RECORDS:
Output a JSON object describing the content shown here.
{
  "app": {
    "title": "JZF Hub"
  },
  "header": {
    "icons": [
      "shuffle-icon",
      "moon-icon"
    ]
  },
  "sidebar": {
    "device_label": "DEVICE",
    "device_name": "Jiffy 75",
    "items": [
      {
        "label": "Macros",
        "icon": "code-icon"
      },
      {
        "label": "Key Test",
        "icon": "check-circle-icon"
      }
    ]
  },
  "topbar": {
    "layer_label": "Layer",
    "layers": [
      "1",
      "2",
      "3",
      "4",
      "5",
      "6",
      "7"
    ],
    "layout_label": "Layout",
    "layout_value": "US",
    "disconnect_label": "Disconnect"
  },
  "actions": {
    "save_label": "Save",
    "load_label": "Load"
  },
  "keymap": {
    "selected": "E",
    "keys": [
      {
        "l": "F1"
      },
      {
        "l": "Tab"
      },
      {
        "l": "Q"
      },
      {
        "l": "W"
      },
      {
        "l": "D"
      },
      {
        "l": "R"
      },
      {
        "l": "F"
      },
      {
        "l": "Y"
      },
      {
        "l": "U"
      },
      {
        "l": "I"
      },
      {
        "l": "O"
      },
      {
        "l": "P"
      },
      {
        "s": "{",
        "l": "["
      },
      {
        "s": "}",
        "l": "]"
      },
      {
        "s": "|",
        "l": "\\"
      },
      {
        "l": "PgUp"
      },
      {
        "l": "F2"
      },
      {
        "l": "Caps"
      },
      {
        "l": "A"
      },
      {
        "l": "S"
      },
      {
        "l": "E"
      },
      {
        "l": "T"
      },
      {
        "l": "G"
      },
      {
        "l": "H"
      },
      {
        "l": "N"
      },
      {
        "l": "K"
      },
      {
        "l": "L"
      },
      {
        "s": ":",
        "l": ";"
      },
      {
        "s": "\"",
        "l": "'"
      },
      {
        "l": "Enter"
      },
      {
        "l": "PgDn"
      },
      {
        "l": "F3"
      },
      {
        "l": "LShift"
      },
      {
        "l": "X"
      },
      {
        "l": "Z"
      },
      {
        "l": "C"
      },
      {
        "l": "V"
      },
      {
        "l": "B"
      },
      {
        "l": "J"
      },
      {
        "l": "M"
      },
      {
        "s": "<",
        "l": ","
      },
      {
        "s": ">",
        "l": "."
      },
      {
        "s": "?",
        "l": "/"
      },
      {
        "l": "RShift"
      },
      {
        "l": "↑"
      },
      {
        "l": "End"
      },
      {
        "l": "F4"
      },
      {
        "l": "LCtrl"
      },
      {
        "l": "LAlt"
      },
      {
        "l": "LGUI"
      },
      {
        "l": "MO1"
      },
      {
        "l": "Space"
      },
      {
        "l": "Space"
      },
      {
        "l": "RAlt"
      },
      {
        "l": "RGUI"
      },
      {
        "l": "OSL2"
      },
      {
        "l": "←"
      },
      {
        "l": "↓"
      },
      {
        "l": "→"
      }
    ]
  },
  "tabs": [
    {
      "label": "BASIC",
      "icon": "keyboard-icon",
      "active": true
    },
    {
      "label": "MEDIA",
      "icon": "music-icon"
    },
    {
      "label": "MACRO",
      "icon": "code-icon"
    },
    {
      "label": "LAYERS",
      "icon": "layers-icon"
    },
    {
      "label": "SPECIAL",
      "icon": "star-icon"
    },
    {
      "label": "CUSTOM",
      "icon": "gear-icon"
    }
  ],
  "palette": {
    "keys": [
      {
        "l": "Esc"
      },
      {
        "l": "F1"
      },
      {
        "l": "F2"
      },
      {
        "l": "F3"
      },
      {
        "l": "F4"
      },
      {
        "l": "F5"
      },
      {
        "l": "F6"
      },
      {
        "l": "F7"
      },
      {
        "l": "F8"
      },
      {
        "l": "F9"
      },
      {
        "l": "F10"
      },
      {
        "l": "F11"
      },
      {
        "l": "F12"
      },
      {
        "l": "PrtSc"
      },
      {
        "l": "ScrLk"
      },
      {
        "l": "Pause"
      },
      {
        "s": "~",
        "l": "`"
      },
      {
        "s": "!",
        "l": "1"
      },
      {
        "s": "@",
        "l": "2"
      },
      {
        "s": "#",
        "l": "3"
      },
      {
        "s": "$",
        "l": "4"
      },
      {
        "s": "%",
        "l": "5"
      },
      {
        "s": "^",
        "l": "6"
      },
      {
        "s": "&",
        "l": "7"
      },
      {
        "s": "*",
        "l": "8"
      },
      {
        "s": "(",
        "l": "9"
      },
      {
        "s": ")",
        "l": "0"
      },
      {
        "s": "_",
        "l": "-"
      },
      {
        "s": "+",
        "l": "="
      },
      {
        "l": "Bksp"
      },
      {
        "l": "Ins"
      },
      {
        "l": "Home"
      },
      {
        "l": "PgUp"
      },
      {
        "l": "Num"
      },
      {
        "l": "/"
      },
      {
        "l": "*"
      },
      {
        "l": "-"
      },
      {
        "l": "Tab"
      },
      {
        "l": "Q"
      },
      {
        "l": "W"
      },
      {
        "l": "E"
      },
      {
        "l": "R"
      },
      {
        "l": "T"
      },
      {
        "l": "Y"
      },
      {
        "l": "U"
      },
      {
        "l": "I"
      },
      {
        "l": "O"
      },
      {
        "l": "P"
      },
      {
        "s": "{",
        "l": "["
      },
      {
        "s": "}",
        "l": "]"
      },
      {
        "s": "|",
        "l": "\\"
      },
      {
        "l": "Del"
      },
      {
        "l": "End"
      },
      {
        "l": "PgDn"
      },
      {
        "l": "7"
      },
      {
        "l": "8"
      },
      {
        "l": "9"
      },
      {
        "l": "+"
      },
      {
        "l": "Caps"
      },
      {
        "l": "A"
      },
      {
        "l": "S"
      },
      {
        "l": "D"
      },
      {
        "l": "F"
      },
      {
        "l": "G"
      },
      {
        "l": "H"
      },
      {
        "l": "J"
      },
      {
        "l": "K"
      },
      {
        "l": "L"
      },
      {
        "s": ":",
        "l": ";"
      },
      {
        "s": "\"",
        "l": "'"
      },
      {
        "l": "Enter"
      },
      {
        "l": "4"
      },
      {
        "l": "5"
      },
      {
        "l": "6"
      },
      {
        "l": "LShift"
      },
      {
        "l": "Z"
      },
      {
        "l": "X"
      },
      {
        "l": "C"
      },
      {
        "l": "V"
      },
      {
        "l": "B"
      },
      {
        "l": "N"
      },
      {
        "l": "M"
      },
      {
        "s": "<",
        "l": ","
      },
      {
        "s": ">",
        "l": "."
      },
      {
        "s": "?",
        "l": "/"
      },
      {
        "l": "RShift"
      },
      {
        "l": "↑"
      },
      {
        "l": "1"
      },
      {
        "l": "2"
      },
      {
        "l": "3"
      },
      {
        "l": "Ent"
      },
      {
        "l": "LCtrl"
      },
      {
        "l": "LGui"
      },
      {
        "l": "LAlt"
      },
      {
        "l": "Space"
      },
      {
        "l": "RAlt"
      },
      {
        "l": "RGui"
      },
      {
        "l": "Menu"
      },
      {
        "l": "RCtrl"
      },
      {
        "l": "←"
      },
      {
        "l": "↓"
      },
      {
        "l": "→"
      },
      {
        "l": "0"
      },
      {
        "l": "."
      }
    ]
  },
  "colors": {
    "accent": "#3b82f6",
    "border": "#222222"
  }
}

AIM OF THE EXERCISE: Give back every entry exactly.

EXPECTED ANSWER:
Output a JSON object describing the content shown here.
{
  "app": {
    "title": "JZF Hub"
  },
  "header": {
    "icons": [
      "shuffle-icon",
      "moon-icon"
    ]
  },
  "sidebar": {
    "device_label": "DEVICE",
    "device_name": "Jiffy 75",
    "items": [
      {
        "label": "Macros",
        "icon": "code-icon"
      },
      {
        "label": "Key Test",
        "icon": "check-circle-icon"
      }
    ]
  },
  "topbar": {
    "layer_label": "Layer",
    "layers": [
      "1",
      "2",
      "3",
      "4",
      "5",
      "6",
      "7"
    ],
    "layout_label": "Layout",
    "layout_value": "US",
    "disconnect_label": "Disconnect"
  },
  "actions": {
    "save_label": "Save",
    "load_label": "Load"
  },
  "keymap": {
    "selected": "E",
    "keys": [
      {
        "l": "F1"
      },
      {
        "l": "Tab"
      },
      {
        "l": "Q"
      },
      {
        "l": "W"
      },
      {
        "l": "D"
      },
      {
        "l": "R"
      },
      {
        "l": "F"
      },
      {
        "l": "Y"
      },
      {
        "l": "U"
      },
      {
        "l": "I"
      },
      {
        "l": "O"
      },
      {
        "l": "P"
      },
      {
        "s": "{",
        "l": "["
      },
      {
        "s": "}",
        "l": "]"
      },
      {
        "s": "|",
        "l": "\\"
      },
      {
        "l": "PgUp"
      },
      {
        "l": "F2"
      },
      {
        "l": "Caps"
      },
      {
        "l": "A"
      },
      {
        "l": "S"
      },
      {
        "l": "E"
      },
      {
        "l": "T"
      },
      {
        "l": "G"
      },
      {
        "l": "H"
      },
      {
        "l": "N"
      },
      {
        "l": "K"
      },
      {
        "l": "L"
      },
      {
        "s": ":",
        "l": ";"
      },
      {
        "s": "\"",
        "l": "'"
      },
      {
        "l": "Enter"
      },
      {
        "l": "PgDn"
      },
      {
        "l": "F3"
      },
      {
        "l": "LShift"
      },
      {
        "l": "X"
      },
      {
        "l": "Z"
      },
      {
        "l": "C"
      },
      {
        "l": "V"
      },
      {
        "l": "B"
      },
      {
        "l": "J"
      },
      {
        "l": "M"
      },
      {
        "s": "<",
        "l": ","
      },
      {
        "s": ">",
        "l": "."
      },
      {
        "s": "?",
        "l": "/"
      },
      {
        "l": "RShift"
      },
      {
        "l": "↑"
      },
      {
        "l": "End"
      },
      {
        "l": "F4"
      },
      {
        "l": "LCtrl"
      },
      {
        "l": "LAlt"
      },
      {
        "l": "LGUI"
      },
      {
        "l": "MO1"
      },
      {
        "l": "Space"
      },
      {
        "l": "Space"
      },
      {
        "l": "RAlt"
      },
      {
        "l": "RGUI"
      },
      {
        "l": "OSL2"
      },
      {
        "l": "←"
      },
      {
        "l": "↓"
      },
      {
        "l": "→"
      }
    ]
  },
  "tabs": [
    {
      "label": "BASIC",
      "icon": "keyboard-icon",
      "active": true
    },
    {
      "label": "MEDIA",
      "icon": "music-icon"
    },
    {
      "label": "MACRO",
      "icon": "code-icon"
    },
    {
      "label": "LAYERS",
      "icon": "layers-icon"
    },
    {
      "label": "SPECIAL",
      "icon": "star-icon"
    },
    {
      "label": "CUSTOM",
      "icon": "gear-icon"
    }
  ],
  "palette": {
    "keys": [
      {
        "l": "Esc"
      },
      {
        "l": "F1"
      },
      {
        "l": "F2"
      },
      {
        "l": "F3"
      },
      {
        "l": "F4"
      },
      {
        "l": "F5"
      },
      {
        "l": "F6"
      },
      {
        "l": "F7"
      },
      {
        "l": "F8"
      },
      {
        "l": "F9"
      },
      {
        "l": "F10"
      },
      {
        "l": "F11"
      },
      {
        "l": "F12"
      },
      {
        "l": "PrtSc"
      },
      {
        "l": "ScrLk"
      },
      {
        "l": "Pause"
      },
      {
        "s": "~",
        "l": "`"
      },
      {
        "s": "!",
        "l": "1"
      },
      {
        "s": "@",
        "l": "2"
      },
      {
        "s": "#",
        "l": "3"
      },
      {
        "s": "$",
        "l": "4"
      },
      {
        "s": "%",
        "l": "5"
      },
      {
        "s": "^",
        "l": "6"
      },
      {
        "s": "&",
        "l": "7"
      },
      {
        "s": "*",
        "l": "8"
      },
      {
        "s": "(",
        "l": "9"
      },
      {
        "s": ")",
        "l": "0"
      },
      {
        "s": "_",
        "l": "-"
      },
      {
        "s": "+",
        "l": "="
      },
      {
        "l": "Bksp"
      },
      {
        "l": "Ins"
      },
      {
        "l": "Home"
      },
      {
        "l": "PgUp"
      },
      {
        "l": "Num"
      },
      {
        "l": "/"
      },
      {
        "l": "*"
      },
      {
        "l": "-"
      },
      {
        "l": "Tab"
      },
      {
        "l": "Q"
      },
      {
        "l": "W"
      },
      {
        "l": "E"
      },
      {
        "l": "R"
      },
      {
        "l": "T"
      },
      {
        "l": "Y"
      },
      {
        "l": "U"
      },
      {
        "l": "I"
      },
      {
        "l": "O"
      },
      {
        "l": "P"
      },
      {
        "s": "{",
        "l": "["
      },
      {
        "s": "}",
        "l": "]"
      },
      {
        "s": "|",
        "l": "\\"
      },
      {
        "l": "Del"
      },
      {
        "l": "End"
      },
      {
        "l": "PgDn"
      },
      {
        "l": "7"
      },
      {
        "l": "8"
      },
      {
        "l": "9"
      },
      {
        "l": "+"
      },
      {
        "l": "Caps"
      },
      {
        "l": "A"
      },
      {
        "l": "S"
      },
      {
        "l": "D"
      },
      {
        "l": "F"
      },
      {
        "l": "G"
      },
      {
        "l": "H"
      },
      {
        "l": "J"
      },
      {
        "l": "K"
      },
      {
        "l": "L"
      },
      {
        "s": ":",
        "l": ";"
      },
      {
        "s": "\"",
        "l": "'"
      },
      {
        "l": "Enter"
      },
      {
        "l": "4"
      },
      {
        "l": "5"
      },
      {
        "l": "6"
      },
      {
        "l": "LShift"
      },
      {
        "l": "Z"
      },
      {
        "l": "X"
      },
      {
        "l": "C"
      },
      {
        "l": "V"
      },
      {
        "l": "B"
      },
      {
        "l": "N"
      },
      {
        "l": "M"
      },
      {
        "s": "<",
        "l": ","
      },
      {
        "s": ">",
        "l": "."
      },
      {
        "s": "?",
        "l": "/"
      },
      {
        "l": "RShift"
      },
      {
        "l": "↑"
      },
      {
        "l": "1"
      },
      {
        "l": "2"
      },
      {
        "l": "3"
      },
      {
        "l": "Ent"
      },
      {
        "l": "LCtrl"
      },
      {
        "l": "LGui"
      },
      {
        "l": "LAlt"
      },
      {
        "l": "Space"
      },
      {
        "l": "RAlt"
      },
      {
        "l": "RGui"
      },
      {
        "l": "Menu"
      },
      {
        "l": "RCtrl"
      },
      {
        "l": "←"
      },
      {
        "l": "↓"
      },
      {
        "l": "→"
      },
      {
        "l": "0"
      },
      {
        "l": "."
      }
    ]
  },
  "colors": {
    "accent": "#3b82f6",
    "border": "#222222"
  }
}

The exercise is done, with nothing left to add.